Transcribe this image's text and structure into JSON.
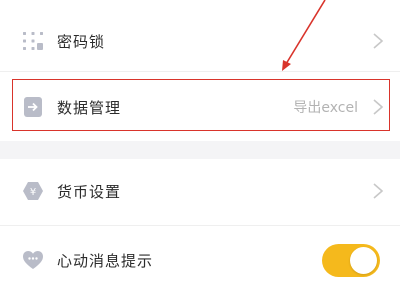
{
  "settings": {
    "items": [
      {
        "label": "密码锁",
        "icon": "dotted-lock-icon"
      },
      {
        "label": "数据管理",
        "value": "导出excel",
        "icon": "data-export-icon"
      },
      {
        "label": "货币设置",
        "icon": "currency-icon"
      },
      {
        "label": "心动消息提示",
        "icon": "heart-message-icon",
        "toggle_on": true
      }
    ]
  },
  "colors": {
    "toggle_on": "#f5b91c",
    "annotation_red": "#d9342b",
    "icon_gray": "#b9bcc8"
  }
}
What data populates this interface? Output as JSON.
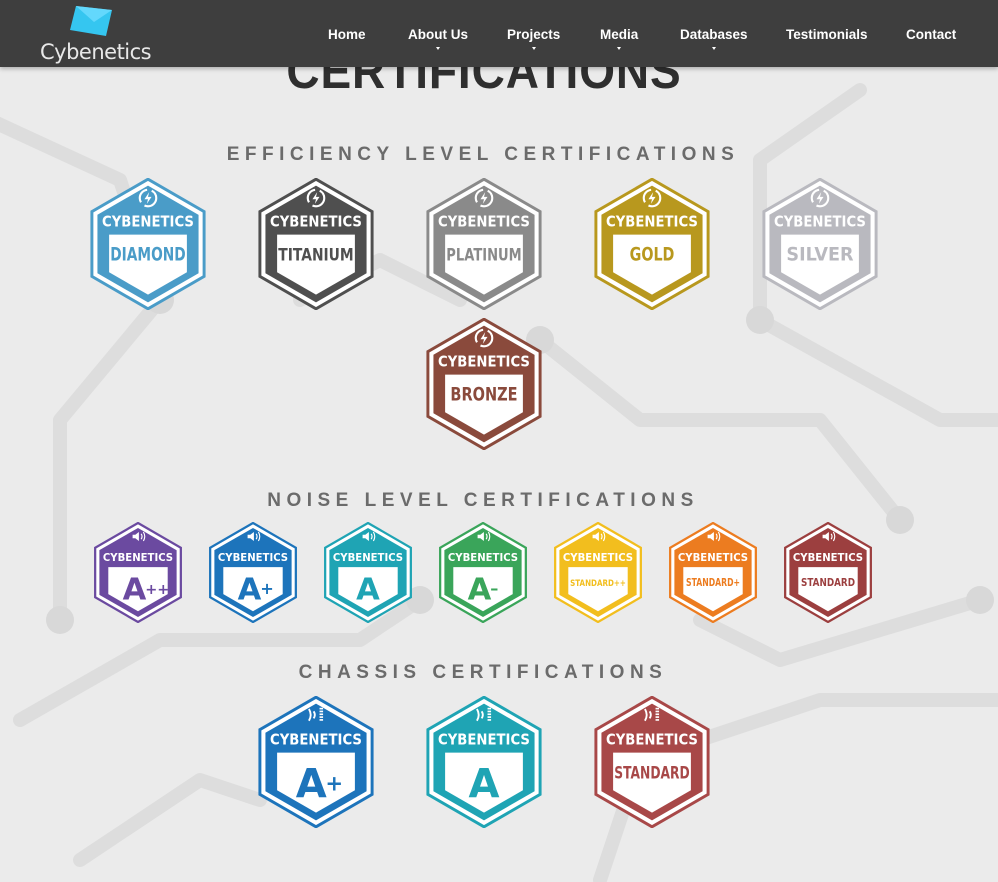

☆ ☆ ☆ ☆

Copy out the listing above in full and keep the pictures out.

- Solution below -
Transcribe this image's text and structure into JSON.
{
  "settings": {
    "items": [
      {
        "label": "密码锁",
        "icon": "dotted-lock-icon"
      },
      {
        "label": "数据管理",
        "value": "导出excel",
        "icon": "data-export-icon"
      },
      {
        "label": "货币设置",
        "icon": "currency-icon"
      },
      {
        "label": "心动消息提示",
        "icon": "heart-message-icon",
        "toggle_on": true
      }
    ]
  },
  "colors": {
    "toggle_on": "#f5b91c",
    "annotation_red": "#d9342b",
    "icon_gray": "#b9bcc8"
  }
}
What data populates this interface? Output as JSON.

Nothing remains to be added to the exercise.